Each month, we will be highlighting the amazing staff we have here at THC. This month, I sat down with Dave Woodard, Permanent Supportive Housing (PSH) Case Manager at Weinberg Commons, to talk about life at THC and his goals for 2016.
Tell me a little about yourself
I grew up in Denver, Colorado and miss the mountains every single day. I consider Baltimore my secondary hometown, since I lived there while attending Goucher College.
Before THC, I served with the AmeriCorps National Civilian Community Corps (NCCC). During one project, my NCCC team was based out of a kitchen at The Road Home, a shelter in Salt Lake City. We served as monitors, conducted intake and provided general support at the shelter. After my AmeriCorps service, I worked at the Jack Kent Cooke Foundation as a Program Coordinator. At the Foundation, I worked with our educational advisors to support students in the Young Scholars program. I ensured that the scholars were connected to the resources they needed to be successful.

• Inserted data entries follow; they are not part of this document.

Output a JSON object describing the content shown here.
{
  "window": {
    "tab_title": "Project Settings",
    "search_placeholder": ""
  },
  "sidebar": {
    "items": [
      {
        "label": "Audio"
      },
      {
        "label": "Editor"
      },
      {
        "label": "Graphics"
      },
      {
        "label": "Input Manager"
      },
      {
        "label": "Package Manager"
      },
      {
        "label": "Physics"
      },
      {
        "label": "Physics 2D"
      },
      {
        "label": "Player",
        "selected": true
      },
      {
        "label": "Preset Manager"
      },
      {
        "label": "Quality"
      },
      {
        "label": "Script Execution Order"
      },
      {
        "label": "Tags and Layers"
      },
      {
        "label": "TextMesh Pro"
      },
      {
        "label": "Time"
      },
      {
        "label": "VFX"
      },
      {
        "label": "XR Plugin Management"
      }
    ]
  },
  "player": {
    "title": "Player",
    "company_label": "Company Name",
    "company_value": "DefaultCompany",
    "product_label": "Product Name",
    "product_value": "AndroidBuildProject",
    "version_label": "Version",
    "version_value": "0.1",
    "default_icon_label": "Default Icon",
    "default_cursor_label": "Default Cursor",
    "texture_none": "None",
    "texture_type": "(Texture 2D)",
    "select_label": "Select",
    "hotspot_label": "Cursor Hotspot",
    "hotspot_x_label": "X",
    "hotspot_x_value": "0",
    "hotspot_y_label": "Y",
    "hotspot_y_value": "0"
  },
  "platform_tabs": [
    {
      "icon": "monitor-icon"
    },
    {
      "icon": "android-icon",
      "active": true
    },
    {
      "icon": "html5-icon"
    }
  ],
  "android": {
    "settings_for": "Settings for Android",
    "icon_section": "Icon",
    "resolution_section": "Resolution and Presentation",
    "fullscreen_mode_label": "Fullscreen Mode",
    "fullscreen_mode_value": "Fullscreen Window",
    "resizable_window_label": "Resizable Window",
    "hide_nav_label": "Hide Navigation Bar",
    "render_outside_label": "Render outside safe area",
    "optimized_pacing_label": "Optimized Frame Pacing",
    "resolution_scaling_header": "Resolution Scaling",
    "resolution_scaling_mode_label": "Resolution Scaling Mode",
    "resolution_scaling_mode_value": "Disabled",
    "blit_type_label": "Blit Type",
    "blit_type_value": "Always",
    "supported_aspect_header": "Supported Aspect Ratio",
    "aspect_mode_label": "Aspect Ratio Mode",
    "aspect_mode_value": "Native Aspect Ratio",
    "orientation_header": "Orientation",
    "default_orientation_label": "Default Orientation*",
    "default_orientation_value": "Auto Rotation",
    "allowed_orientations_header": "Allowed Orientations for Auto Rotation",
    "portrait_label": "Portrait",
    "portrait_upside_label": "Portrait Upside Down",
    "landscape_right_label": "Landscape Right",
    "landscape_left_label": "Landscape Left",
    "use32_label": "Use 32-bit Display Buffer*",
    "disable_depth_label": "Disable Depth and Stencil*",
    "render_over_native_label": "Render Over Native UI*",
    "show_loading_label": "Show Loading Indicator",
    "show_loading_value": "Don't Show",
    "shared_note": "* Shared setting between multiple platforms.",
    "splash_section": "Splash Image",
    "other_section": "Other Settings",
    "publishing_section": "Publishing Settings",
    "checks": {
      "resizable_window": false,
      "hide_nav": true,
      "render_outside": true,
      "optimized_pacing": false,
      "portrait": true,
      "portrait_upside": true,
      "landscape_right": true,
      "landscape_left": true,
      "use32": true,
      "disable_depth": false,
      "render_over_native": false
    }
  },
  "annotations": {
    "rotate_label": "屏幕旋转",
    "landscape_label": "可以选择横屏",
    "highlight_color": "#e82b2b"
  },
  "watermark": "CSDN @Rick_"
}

I’m a Permanent Supportive Housing Case Manager and I’ve been at THC for seven months. I work with families to identify barriers to maintaining stable housing, and then help with setting and achieving goals to address those barriers. I work with 12 families at Weinberg Commons, our newest single-site housing complex.
Things at Weinberg have been going well so far. Since families began moving in October, most PSH families have created and are sticking to household budgets, one client is employed full-time, three others are working with our employment services team and two are in school. The children at Weinberg have been equally impressive – last quarter, three families celebrated straight A students!
What are the three best things about working at THC?
My favorite thing about working at THC is working directly with families. I enjoy the goal-setting process and helping clients identify their strengths. I especially enjoy working with school-aged children and helping them foster a passion for learning. I also love being part of a high-functioning team. Weinberg itself exemplifies the dedication of our entire staff from development and affordable housing to program staff. It’s inspiring to work with such passionate people.
What’s the biggest challenge in your job?
My biggest challenge is leaving my work at Weinberg. Frequently, when I’m doing something mundane and mindless at home, I catch myself stressing about families’ situations.
Personally, I’m hoping to go on at least one camping trip a month during the summer. I squandered my youth on video games, but discovered a love for wilderness while doing trail work in California. I know Virginia has some incredible sights, and I hope to see as many as possible.
Professionally, getting ready for grad school and the accompanying debt is my next step. I hope to be enrolled in either an MSW or school counseling program in 2017, so I hope to have a program selected and applications completed by the end of the year.